Transportation management systems (TMS) are closely related to the supply chain. So what is the correlation between a transportation management system and a supply chain? Let's find out in the following content.

The correlation between the transportation management system and the supply chain

Transportation management systems play a central role in the supply chain. SCM is the process of planning, controlling, and executing a product line through different stages in a product's life cycle, from raw materials to production and distribution. Shipping is usually required in all the main steps.

For example, raw materials need to be transported from the original location to the supplier's processing plant. While the final destination of the material may be the manufacturer, there may be intermediate locations along the way.

The manufacturing process itself may require additional transportation if, for example, sub-assemblies need to be moved between manufacturer facilities or subcontractor facilities.

The delivery of the final product usually requires several steps that may involve multiple shipping methods. For example, when products made in China are shipped overseas, picked up at ports, and placed on trucks.

Even the last shipment to the retail store or the customer's home is not the end.

In reverse logistics, the product is returned to the distributor or manufacturer for maintenance or refurbishment only to be shipped back to the customer or store for resale or the product can be transported to a recycling facility or landfill.

TMS deployment options

Like most enterprise software systems, TMS started out as an on-premises system but is increasingly deployed in the cloud either hosted or as software as a service (SaaS). There are also services managed by TMS.

Running in the cloud has a clear advantage in reducing connectivity between TMS users, carriers, customers, and supply chain partners.

Some TMS providers try to differentiate themselves by offering single-tenant, multi-tenant SaaS, which they claim has cost and integration advantages over single-tenant SaaS and private cloud options.

In fact, according to Gartner, much of the growth in the TMS market comes from the cloud services that companies have purchased to replace TMS on-premises, a trend that will likely continue.

Meanwhile, TMS vendors continue to move their products to SaaS, largely to fend off competition from fast-growing "cloud-native" vendors who got started with SaaS TMS.

The analytics firm predicts the SaaS share of the TMS market will nearly double from 37% in 2017 to 65% in 2022.
While many organizations now prefer to run TMS in the cloud because of connectivity advantages and the potential to save labor and IT infrastructure, on-premises deployments are still favored by some large manufacturing and distribution companies that have strict requirements for the security and control of their TMS software.


It can be seen that the transportation management system is one of the effective support tools for the supply chain operation process.

To be able to optimize all related activities, one of the necessary actions businesses need to take is to apply technology to management instead of using paper or Excel spreadsheets.
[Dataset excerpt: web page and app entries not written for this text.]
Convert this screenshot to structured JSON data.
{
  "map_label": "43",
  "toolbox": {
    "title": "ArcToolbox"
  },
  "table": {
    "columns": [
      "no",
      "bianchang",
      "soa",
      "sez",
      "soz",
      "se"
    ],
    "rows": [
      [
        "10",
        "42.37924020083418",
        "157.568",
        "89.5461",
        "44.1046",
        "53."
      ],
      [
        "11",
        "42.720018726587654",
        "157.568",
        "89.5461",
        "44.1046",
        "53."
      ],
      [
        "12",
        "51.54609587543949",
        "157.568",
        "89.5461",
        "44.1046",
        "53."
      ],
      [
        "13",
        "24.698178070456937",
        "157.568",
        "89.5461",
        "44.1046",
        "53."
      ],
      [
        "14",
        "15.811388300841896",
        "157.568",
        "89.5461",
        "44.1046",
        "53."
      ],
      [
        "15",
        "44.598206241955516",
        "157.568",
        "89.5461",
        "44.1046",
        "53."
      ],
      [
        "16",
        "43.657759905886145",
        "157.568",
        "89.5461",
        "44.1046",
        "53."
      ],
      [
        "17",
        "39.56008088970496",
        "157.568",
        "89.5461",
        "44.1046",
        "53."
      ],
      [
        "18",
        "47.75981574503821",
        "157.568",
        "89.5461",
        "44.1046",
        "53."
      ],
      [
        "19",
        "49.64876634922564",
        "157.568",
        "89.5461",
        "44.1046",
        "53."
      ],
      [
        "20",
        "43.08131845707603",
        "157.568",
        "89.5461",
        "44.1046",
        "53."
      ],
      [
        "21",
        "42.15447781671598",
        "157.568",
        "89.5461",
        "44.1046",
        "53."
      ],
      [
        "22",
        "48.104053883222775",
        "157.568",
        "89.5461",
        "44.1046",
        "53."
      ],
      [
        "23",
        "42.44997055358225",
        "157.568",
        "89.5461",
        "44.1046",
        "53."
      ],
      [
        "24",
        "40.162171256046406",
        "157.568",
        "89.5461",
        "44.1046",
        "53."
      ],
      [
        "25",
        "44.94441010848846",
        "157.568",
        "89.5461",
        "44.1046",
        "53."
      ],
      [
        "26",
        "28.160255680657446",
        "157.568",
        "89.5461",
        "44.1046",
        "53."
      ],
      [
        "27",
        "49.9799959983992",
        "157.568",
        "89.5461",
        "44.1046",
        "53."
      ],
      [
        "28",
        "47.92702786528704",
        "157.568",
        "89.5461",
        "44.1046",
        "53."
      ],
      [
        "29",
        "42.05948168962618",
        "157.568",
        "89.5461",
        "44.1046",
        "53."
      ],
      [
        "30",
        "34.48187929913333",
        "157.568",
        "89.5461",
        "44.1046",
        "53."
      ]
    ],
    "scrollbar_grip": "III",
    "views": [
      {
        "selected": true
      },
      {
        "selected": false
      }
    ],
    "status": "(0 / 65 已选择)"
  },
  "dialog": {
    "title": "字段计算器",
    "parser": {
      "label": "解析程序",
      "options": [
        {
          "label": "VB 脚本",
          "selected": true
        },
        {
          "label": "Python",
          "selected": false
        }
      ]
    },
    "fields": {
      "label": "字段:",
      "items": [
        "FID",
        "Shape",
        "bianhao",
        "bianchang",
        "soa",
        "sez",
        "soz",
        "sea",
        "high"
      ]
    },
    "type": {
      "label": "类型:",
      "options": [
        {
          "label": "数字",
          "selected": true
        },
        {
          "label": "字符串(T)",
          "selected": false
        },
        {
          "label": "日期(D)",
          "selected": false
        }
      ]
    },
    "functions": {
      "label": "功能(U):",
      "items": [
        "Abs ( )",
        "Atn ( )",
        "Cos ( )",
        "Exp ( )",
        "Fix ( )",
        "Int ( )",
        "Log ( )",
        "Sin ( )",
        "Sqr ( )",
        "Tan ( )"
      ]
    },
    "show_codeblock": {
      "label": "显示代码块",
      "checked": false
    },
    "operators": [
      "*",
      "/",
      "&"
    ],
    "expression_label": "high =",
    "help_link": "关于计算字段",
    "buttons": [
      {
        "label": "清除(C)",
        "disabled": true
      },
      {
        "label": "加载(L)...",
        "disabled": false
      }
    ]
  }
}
If you need advice on the transportation management system, contact Meksmart immediately.

Read more: What is a transportation management system? Features and Benefits

Admin Meksmart